Work required:
Pull every line that includes the word "JSON" from the data.

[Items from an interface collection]
=-=-=-=-=

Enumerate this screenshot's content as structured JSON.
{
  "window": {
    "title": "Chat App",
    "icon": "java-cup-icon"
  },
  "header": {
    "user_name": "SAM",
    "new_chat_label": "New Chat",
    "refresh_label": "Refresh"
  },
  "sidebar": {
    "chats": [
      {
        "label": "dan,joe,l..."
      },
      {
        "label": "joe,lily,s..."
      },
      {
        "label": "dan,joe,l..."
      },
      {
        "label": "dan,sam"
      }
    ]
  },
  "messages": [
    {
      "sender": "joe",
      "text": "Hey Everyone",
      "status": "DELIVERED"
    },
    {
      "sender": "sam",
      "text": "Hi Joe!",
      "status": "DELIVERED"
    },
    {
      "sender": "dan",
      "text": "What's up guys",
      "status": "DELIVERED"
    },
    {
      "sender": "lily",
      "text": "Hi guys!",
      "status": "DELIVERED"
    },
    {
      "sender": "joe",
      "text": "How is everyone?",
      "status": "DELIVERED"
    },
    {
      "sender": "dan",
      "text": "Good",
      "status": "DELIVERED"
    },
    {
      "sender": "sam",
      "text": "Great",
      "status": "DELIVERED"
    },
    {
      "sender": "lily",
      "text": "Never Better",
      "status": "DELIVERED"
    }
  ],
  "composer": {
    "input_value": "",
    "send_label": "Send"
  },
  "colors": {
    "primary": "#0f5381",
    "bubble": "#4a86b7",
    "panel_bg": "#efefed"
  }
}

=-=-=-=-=

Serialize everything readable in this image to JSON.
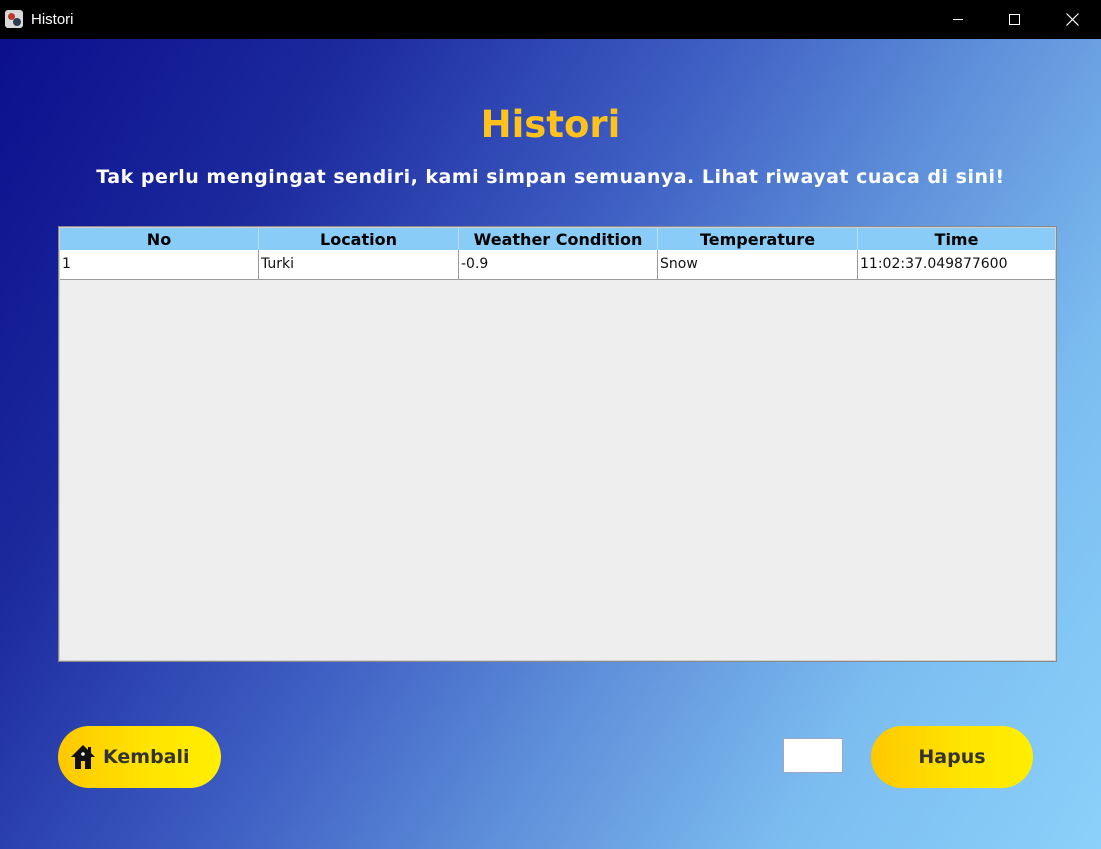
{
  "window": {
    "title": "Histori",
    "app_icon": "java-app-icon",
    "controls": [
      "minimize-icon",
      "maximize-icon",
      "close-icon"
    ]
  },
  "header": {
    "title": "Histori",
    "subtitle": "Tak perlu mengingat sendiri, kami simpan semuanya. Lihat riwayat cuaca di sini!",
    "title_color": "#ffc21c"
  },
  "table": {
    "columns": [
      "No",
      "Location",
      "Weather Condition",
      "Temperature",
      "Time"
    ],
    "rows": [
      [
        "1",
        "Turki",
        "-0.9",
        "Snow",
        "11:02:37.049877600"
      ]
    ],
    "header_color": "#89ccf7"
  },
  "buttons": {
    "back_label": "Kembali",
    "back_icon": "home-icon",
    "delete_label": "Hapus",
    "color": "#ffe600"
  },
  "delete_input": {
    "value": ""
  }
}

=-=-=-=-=

Solution to this problem:
Enumerate this screenshot's content as structured JSON.
Serialize everything readable in this image to JSON.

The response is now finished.